SUPPLIED MATERIAL »
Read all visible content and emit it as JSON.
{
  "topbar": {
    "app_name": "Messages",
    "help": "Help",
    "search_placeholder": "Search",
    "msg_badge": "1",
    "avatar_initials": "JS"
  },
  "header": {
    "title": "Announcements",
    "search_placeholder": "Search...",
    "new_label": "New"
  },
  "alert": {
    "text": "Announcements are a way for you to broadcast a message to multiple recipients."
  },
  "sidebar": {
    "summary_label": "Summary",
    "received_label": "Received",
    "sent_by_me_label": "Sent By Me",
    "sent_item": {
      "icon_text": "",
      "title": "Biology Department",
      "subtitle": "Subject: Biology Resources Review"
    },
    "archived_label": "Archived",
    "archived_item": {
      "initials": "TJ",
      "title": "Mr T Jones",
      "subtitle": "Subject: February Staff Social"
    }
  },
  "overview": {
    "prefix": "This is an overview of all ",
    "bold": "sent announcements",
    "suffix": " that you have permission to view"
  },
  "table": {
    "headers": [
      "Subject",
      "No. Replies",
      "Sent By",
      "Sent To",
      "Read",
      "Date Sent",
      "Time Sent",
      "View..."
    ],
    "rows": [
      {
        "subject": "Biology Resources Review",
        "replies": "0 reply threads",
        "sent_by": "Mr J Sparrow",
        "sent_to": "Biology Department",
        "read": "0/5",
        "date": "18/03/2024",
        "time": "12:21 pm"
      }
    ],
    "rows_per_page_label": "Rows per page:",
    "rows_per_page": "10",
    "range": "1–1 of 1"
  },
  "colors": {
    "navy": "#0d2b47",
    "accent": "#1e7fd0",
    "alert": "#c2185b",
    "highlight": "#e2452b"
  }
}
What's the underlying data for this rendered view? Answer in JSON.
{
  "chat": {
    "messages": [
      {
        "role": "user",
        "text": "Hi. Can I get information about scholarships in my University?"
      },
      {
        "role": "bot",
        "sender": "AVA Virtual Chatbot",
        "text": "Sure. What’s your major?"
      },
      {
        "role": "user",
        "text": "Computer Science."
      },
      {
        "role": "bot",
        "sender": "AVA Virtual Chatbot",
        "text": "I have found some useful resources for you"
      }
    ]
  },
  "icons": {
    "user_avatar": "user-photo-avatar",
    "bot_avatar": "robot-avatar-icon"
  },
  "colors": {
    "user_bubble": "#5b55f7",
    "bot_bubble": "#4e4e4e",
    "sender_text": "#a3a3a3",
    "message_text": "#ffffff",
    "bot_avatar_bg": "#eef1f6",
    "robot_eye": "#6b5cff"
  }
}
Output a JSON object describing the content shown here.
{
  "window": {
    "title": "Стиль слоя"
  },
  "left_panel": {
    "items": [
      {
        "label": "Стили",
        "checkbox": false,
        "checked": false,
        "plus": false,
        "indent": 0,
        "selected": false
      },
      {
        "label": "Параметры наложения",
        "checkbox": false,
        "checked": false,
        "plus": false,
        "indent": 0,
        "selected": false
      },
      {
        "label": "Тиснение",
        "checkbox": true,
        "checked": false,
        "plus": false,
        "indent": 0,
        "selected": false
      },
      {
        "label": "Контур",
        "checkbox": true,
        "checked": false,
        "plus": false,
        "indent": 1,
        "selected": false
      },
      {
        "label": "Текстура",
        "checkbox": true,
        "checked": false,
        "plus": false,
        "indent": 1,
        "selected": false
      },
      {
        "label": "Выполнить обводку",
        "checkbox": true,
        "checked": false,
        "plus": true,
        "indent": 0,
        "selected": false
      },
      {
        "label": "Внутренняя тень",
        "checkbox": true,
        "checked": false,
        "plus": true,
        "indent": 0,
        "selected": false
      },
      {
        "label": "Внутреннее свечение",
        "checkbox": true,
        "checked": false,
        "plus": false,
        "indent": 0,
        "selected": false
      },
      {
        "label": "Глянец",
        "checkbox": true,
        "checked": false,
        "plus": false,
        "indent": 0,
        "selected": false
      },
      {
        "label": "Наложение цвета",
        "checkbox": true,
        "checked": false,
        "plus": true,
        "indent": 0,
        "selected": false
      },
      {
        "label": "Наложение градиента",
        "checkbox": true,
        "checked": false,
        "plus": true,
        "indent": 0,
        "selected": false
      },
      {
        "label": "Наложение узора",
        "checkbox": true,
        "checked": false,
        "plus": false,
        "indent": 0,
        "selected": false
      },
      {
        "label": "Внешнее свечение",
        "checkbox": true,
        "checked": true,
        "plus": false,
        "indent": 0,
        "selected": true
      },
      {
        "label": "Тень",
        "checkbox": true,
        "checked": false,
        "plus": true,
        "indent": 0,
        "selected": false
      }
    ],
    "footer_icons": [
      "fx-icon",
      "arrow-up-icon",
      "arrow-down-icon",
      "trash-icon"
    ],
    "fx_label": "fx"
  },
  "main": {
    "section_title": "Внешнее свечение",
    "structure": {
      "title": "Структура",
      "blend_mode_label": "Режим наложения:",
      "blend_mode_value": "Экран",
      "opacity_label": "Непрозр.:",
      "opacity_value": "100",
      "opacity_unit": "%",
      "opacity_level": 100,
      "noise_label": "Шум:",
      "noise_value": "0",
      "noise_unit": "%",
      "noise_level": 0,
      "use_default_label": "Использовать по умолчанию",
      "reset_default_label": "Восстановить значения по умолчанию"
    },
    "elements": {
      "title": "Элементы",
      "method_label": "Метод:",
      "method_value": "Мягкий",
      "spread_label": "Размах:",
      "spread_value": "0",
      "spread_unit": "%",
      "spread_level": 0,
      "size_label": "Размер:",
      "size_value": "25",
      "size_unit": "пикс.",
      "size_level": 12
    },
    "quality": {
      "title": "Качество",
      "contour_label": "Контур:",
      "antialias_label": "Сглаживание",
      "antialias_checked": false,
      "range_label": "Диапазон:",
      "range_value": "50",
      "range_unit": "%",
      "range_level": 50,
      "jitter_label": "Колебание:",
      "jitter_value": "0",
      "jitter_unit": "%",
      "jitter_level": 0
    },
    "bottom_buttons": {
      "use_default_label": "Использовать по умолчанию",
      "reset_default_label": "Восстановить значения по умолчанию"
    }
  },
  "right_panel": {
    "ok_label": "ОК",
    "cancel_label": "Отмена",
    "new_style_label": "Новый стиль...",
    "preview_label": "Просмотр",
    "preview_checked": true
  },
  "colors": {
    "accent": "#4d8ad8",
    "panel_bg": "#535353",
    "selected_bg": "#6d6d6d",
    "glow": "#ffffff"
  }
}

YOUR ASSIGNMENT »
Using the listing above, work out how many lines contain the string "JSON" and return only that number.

OUTPUT OF THE EXERCISE »
3